When the baskets were loaded to the bursting point, Scrooge set off down Market Street at a very fast clip for such an old gentle­man in the direction of a certain abandoned warehouse. This was an address he'd found in his notebook under the name of Cedric Mouse. A tiny set of tracks in the snow led to the rear of the build­ing and up to a small door in the crumbling foundation. Scrooge passed by the door a dozen times before he had the courage to go up and knock.

"Good morning, sir," said the smallest voice Scrooge had ever heard.  It was a wee bit of a mouse in tattered shirt and trousers.

"Are you Tiny Tick or Tiny Tock?"

"Tiny Tick," the little mouse replied. He was shaking at the sight of his father's fearsome master.

"Is your father at home?" Scrooge asked.

"I'll fetch him, sir," said Tiny Tick.

It was almost a minute before Cedric cautiously appeared at the door. "Mr. Scrooge—sir?"

"Merry Christmas, Cedric, my good fellow,"greeted Scrooge with a smile so pleasant it could not be mistaken. "If you'll please consider returning to your old job I'll give you a whopping big raise. Still better, I'll make you a partner. What do you say, Cedric?"

"Oh, thank you, Mr. Scrooge!" answered Cedric when he could muster the words. "Bless you, sir!"

"And I have another idea," said Scrooge. "How would you like to come and live at my place? There's a large clock there that I am sure you mice would find comfortable as a house. Tiny Tick and Tiny Tock and the other children could play in the works. If you will come now, we will have ourselves a Christmas party. That is, if it's quite convenient"—with a wink and a chuckle.

"It's quite convenient." Cedric winked back.

That afternoon the whole family was happy in its new clock house. Cedric had made a Christmas tree out of bits of watches that he had found in the shop. Mr. Scrooge himself had gone out to get holly berries to decorate it. Mrs. Mouse had put together a fine feast of cheese and turkey and cakes.

"Bless you!" said Mrs. Mouse, looking up at the jolly face of Mr. Scrooge.

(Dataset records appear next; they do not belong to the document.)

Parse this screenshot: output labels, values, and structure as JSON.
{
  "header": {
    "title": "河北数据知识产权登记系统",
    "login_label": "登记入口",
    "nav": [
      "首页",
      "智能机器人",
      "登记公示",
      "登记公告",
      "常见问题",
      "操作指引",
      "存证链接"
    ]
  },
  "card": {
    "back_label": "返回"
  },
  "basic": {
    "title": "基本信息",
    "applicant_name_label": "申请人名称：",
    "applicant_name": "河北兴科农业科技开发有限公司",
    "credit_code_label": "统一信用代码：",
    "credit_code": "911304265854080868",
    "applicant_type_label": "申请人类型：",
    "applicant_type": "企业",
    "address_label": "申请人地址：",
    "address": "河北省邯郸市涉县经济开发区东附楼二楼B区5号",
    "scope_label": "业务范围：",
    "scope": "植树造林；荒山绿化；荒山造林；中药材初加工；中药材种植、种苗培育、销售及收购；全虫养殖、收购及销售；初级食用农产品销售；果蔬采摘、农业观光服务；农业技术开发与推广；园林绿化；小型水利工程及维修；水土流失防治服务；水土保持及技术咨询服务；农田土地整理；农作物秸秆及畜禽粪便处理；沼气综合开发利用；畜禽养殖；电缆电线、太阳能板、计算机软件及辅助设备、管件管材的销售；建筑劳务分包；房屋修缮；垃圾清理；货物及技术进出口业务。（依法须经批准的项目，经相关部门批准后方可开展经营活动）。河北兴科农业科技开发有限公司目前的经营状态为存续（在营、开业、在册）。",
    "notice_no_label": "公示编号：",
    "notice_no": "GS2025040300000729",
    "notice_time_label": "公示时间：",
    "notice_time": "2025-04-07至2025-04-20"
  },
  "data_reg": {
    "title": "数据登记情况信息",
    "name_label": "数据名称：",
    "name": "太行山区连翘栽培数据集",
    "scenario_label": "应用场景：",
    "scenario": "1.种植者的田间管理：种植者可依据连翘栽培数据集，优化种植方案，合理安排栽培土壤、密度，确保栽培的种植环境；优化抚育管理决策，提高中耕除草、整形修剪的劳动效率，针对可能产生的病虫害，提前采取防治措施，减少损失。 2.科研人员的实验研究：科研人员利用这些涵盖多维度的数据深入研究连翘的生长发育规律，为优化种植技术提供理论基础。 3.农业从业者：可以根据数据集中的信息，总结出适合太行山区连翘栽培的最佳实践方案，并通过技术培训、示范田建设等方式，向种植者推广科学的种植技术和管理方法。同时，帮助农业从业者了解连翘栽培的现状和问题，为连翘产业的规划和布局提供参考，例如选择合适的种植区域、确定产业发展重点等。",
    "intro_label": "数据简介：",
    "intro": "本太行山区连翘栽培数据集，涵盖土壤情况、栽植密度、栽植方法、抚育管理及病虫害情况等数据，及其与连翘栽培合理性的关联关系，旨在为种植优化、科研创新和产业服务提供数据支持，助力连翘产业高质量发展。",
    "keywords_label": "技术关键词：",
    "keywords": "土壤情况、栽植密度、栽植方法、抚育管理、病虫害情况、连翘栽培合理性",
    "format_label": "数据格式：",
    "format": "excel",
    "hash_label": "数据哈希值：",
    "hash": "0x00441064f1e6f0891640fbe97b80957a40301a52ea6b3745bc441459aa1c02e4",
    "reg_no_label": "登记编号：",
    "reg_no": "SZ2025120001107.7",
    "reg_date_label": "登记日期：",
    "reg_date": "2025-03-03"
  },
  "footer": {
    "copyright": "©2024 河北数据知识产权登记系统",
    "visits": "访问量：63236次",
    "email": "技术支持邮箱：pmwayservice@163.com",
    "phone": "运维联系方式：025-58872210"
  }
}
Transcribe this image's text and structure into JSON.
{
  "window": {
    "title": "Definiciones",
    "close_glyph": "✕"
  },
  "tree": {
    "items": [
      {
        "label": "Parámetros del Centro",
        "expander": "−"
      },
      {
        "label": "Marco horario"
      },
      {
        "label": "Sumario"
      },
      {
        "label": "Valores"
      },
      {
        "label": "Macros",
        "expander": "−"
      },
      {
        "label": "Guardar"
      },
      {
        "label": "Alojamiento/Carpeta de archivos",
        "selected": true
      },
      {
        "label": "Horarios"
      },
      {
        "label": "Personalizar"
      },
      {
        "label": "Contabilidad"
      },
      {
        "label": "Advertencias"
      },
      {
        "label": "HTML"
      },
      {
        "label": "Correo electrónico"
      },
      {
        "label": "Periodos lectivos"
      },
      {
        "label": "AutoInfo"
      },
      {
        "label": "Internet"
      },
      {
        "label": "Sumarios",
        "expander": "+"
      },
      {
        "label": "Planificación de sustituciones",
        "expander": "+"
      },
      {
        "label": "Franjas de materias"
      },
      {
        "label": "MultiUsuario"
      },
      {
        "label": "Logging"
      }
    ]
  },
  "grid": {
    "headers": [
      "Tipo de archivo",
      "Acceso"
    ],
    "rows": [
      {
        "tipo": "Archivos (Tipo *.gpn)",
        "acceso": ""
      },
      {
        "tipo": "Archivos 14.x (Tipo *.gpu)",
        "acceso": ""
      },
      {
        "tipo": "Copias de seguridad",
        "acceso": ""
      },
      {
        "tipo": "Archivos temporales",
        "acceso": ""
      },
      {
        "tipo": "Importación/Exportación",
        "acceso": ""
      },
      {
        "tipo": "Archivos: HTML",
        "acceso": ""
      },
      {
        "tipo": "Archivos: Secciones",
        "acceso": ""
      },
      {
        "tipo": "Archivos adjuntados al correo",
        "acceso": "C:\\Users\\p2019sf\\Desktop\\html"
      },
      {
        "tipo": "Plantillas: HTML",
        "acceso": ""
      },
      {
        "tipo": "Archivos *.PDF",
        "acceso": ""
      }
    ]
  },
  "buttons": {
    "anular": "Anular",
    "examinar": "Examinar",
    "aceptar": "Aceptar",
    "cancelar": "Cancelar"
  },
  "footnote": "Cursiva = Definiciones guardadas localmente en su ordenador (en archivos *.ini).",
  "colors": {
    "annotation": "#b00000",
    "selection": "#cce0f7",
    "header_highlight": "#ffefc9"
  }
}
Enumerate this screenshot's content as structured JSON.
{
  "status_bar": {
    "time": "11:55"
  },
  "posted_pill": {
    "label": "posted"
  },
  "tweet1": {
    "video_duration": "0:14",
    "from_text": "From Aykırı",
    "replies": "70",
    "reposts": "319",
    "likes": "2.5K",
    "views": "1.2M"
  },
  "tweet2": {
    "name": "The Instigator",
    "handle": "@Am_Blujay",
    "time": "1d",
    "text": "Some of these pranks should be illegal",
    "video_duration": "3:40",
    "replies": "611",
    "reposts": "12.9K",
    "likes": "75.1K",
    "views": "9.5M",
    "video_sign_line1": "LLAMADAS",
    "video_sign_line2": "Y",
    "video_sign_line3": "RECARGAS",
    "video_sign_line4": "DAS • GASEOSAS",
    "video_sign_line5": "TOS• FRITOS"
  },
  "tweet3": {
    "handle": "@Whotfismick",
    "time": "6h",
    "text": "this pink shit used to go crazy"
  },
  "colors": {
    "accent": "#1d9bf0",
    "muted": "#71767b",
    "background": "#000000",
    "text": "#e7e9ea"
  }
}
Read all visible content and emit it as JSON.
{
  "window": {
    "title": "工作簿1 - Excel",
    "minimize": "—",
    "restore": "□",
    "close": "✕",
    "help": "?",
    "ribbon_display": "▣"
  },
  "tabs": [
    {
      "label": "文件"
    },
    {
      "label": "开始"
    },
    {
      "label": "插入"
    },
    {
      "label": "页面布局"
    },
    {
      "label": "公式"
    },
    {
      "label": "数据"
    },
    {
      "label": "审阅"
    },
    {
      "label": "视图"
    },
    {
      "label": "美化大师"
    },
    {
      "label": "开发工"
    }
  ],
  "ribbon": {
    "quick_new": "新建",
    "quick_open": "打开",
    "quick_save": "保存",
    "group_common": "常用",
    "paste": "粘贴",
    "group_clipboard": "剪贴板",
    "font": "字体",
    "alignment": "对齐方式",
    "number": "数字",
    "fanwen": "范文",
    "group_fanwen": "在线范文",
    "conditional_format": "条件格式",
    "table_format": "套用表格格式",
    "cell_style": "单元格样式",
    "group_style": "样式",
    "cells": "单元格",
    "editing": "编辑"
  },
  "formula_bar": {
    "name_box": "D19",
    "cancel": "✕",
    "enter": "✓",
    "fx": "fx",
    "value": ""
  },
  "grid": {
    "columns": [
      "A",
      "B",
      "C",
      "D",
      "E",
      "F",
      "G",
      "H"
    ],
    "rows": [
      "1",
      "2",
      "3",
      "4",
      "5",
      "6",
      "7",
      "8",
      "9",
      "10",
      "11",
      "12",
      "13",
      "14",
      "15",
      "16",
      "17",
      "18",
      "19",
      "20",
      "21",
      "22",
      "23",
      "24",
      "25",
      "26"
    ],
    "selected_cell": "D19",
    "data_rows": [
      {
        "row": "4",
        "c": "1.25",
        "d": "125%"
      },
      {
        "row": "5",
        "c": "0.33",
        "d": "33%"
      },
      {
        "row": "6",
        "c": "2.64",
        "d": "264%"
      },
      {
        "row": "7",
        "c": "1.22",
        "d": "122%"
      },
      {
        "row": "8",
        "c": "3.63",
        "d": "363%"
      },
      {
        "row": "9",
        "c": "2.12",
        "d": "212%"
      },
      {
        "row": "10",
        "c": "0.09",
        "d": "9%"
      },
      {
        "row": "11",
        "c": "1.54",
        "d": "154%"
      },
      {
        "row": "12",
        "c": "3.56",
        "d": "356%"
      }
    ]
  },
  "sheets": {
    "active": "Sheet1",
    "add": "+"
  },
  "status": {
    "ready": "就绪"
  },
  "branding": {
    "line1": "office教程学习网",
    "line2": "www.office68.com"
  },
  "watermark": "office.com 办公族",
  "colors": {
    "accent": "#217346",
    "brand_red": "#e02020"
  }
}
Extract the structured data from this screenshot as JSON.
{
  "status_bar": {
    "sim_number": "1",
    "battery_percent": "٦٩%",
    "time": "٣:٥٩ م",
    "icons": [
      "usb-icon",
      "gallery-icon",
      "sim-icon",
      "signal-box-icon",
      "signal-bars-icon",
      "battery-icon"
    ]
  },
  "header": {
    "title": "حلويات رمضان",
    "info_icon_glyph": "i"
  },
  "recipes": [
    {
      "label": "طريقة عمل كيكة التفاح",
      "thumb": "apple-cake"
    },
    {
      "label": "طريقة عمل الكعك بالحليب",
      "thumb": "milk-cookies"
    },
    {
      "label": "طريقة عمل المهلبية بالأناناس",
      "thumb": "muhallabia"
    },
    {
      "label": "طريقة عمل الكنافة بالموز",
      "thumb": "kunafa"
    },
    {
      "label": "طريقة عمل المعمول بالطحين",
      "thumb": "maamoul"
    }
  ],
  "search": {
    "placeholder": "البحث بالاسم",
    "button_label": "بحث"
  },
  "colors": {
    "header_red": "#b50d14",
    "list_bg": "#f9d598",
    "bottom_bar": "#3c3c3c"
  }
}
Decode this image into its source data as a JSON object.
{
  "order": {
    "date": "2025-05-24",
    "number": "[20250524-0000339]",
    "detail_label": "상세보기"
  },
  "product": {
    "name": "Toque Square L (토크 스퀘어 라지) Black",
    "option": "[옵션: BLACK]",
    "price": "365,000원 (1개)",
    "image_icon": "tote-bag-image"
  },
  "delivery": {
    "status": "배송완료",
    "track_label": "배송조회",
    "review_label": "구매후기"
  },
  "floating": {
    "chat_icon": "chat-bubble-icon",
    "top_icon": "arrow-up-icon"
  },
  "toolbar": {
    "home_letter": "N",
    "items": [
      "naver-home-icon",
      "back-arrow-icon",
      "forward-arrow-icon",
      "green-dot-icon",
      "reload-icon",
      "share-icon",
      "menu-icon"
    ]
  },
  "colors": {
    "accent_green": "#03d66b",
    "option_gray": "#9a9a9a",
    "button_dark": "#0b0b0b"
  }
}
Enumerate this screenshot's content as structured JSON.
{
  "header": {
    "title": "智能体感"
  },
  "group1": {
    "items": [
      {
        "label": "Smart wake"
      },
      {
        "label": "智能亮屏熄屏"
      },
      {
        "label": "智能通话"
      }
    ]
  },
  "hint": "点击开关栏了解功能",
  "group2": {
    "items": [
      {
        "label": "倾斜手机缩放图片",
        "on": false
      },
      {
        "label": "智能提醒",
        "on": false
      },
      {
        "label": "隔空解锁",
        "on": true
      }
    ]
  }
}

"Bless you, sir!" cried Tiny Tick, his voice loud and brave. "Bless you all!" cried Tiny Tock.

Scrooge was as good as his word. He became a fine friend to Cedric and his family, and Cedric no longer raced frantically to work each morning. He rode very comfortably in Mr. Scrooge's coat pocket.

Scrooge became as good a man as any in the town, and it was said years afterward that Mr. Ebenezer Scrooge was one who could keep Christmas as well as any man alive. . .

"May that truly be said of us," said the father mouse. "All of us." And he closed his tiny book and put away his spectacles. He leaned back and sighed.

One of the little mice sitting around the candlestick piped up. "Daddy, that sounds very much like a Christmas story I once overheard the people downstairs reading. Their story was by Charles Dickens."

"Dickens?" said the father with a sly little smile. "The dickens you say!"And he snuffed out the candle with his nightcap.  "Now off to bed, everyone; quick like a mouse, and a Merry Christmas to all!"

The End